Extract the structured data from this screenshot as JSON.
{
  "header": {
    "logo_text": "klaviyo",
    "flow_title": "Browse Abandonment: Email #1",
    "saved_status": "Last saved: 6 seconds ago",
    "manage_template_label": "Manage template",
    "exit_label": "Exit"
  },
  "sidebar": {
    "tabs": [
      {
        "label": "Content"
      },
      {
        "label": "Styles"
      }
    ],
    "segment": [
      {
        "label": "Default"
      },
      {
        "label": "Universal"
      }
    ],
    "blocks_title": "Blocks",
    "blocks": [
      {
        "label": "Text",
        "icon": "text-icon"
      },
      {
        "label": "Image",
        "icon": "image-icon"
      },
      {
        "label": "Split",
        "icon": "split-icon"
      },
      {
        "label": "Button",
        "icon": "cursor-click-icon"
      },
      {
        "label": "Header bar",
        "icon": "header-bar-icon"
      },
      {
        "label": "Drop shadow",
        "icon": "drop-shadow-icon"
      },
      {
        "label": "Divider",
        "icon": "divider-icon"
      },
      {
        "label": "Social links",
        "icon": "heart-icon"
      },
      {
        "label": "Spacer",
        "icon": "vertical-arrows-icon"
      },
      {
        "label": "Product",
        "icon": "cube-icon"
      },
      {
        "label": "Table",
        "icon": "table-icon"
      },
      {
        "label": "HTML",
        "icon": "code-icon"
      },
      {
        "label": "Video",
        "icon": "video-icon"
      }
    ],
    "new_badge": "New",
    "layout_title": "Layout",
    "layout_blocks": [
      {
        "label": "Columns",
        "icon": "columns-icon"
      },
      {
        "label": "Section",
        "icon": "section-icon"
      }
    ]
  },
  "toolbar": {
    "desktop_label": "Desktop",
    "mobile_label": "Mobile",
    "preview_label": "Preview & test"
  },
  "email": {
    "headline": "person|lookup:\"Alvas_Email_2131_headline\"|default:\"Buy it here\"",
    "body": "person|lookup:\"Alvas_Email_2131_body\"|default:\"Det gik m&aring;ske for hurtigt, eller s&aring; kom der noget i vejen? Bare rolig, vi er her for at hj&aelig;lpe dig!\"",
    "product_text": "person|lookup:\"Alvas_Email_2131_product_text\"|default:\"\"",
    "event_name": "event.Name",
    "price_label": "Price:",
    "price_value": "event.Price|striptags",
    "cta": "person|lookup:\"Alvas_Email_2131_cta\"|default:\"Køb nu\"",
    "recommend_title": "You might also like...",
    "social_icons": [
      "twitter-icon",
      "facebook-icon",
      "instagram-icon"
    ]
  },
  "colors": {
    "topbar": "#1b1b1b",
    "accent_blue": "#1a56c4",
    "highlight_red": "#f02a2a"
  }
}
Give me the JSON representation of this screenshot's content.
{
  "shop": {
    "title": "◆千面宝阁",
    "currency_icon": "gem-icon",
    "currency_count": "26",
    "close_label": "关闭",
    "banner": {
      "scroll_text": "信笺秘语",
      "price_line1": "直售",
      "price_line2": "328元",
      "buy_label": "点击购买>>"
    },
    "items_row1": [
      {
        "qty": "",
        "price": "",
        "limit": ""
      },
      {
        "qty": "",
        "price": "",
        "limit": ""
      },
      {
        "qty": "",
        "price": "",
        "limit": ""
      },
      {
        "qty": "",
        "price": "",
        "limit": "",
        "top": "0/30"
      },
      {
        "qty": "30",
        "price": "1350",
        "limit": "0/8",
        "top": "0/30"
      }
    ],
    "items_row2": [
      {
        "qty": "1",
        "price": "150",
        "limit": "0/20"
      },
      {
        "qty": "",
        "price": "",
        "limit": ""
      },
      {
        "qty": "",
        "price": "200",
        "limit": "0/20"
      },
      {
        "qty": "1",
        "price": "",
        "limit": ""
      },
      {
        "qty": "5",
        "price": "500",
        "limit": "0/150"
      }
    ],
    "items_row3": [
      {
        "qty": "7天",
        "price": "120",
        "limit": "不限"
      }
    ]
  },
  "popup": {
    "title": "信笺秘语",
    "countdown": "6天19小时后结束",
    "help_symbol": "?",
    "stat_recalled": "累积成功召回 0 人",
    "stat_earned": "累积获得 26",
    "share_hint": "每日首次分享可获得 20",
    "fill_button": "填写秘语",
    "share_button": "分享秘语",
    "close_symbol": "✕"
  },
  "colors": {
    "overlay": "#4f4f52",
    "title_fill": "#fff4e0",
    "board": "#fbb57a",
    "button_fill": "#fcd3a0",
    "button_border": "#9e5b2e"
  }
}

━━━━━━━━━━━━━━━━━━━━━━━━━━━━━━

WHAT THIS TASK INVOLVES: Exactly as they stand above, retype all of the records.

SOLUTION TO THE PROBLEM:
Extract the structured data from this screenshot as JSON.
{
  "header": {
    "logo_text": "klaviyo",
    "flow_title": "Browse Abandonment: Email #1",
    "saved_status": "Last saved: 6 seconds ago",
    "manage_template_label": "Manage template",
    "exit_label": "Exit"
  },
  "sidebar": {
    "tabs": [
      {
        "label": "Content"
      },
      {
        "label": "Styles"
      }
    ],
    "segment": [
      {
        "label": "Default"
      },
      {
        "label": "Universal"
      }
    ],
    "blocks_title": "Blocks",
    "blocks": [
      {
        "label": "Text",
        "icon": "text-icon"
      },
      {
        "label": "Image",
        "icon": "image-icon"
      },
      {
        "label": "Split",
        "icon": "split-icon"
      },
      {
        "label": "Button",
        "icon": "cursor-click-icon"
      },
      {
        "label": "Header bar",
        "icon": "header-bar-icon"
      },
      {
        "label": "Drop shadow",
        "icon": "drop-shadow-icon"
      },
      {
        "label": "Divider",
        "icon": "divider-icon"
      },
      {
        "label": "Social links",
        "icon": "heart-icon"
      },
      {
        "label": "Spacer",
        "icon": "vertical-arrows-icon"
      },
      {
        "label": "Product",
        "icon": "cube-icon"
      },
      {
        "label": "Table",
        "icon": "table-icon"
      },
      {
        "label": "HTML",
        "icon": "code-icon"
      },
      {
        "label": "Video",
        "icon": "video-icon"
      }
    ],
    "new_badge": "New",
    "layout_title": "Layout",
    "layout_blocks": [
      {
        "label": "Columns",
        "icon": "columns-icon"
      },
      {
        "label": "Section",
        "icon": "section-icon"
      }
    ]
  },
  "toolbar": {
    "desktop_label": "Desktop",
    "mobile_label": "Mobile",
    "preview_label": "Preview & test"
  },
  "email": {
    "headline": "person|lookup:\"Alvas_Email_2131_headline\"|default:\"Buy it here\"",
    "body": "person|lookup:\"Alvas_Email_2131_body\"|default:\"Det gik m&aring;ske for hurtigt, eller s&aring; kom der noget i vejen? Bare rolig, vi er her for at hj&aelig;lpe dig!\"",
    "product_text": "person|lookup:\"Alvas_Email_2131_product_text\"|default:\"\"",
    "event_name": "event.Name",
    "price_label": "Price:",
    "price_value": "event.Price|striptags",
    "cta": "person|lookup:\"Alvas_Email_2131_cta\"|default:\"Køb nu\"",
    "recommend_title": "You might also like...",
    "social_icons": [
      "twitter-icon",
      "facebook-icon",
      "instagram-icon"
    ]
  },
  "colors": {
    "topbar": "#1b1b1b",
    "accent_blue": "#1a56c4",
    "highlight_red": "#f02a2a"
  }
}
Give me the JSON representation of this screenshot's content.
{
  "shop": {
    "title": "◆千面宝阁",
    "currency_icon": "gem-icon",
    "currency_count": "26",
    "close_label": "关闭",
    "banner": {
      "scroll_text": "信笺秘语",
      "price_line1": "直售",
      "price_line2": "328元",
      "buy_label": "点击购买>>"
    },
    "items_row1": [
      {
        "qty": "",
        "price": "",
        "limit": ""
      },
      {
        "qty": "",
        "price": "",
        "limit": ""
      },
      {
        "qty": "",
        "price": "",
        "limit": ""
      },
      {
        "qty": "",
        "price": "",
        "limit": "",
        "top": "0/30"
      },
      {
        "qty": "30",
        "price": "1350",
        "limit": "0/8",
        "top": "0/30"
      }
    ],
    "items_row2": [
      {
        "qty": "1",
        "price": "150",
        "limit": "0/20"
      },
      {
        "qty": "",
        "price": "",
        "limit": ""
      },
      {
        "qty": "",
        "price": "200",
        "limit": "0/20"
      },
      {
        "qty": "1",
        "price": "",
        "limit": ""
      },
      {
        "qty": "5",
        "price": "500",
        "limit": "0/150"
      }
    ],
    "items_row3": [
      {
        "qty": "7天",
        "price": "120",
        "limit": "不限"
      }
    ]
  },
  "popup": {
    "title": "信笺秘语",
    "countdown": "6天19小时后结束",
    "help_symbol": "?",
    "stat_recalled": "累积成功召回 0 人",
    "stat_earned": "累积获得 26",
    "share_hint": "每日首次分享可获得 20",
    "fill_button": "填写秘语",
    "share_button": "分享秘语",
    "close_symbol": "✕"
  },
  "colors": {
    "overlay": "#4f4f52",
    "title_fill": "#fff4e0",
    "board": "#fbb57a",
    "button_fill": "#fcd3a0",
    "button_border": "#9e5b2e"
  }
}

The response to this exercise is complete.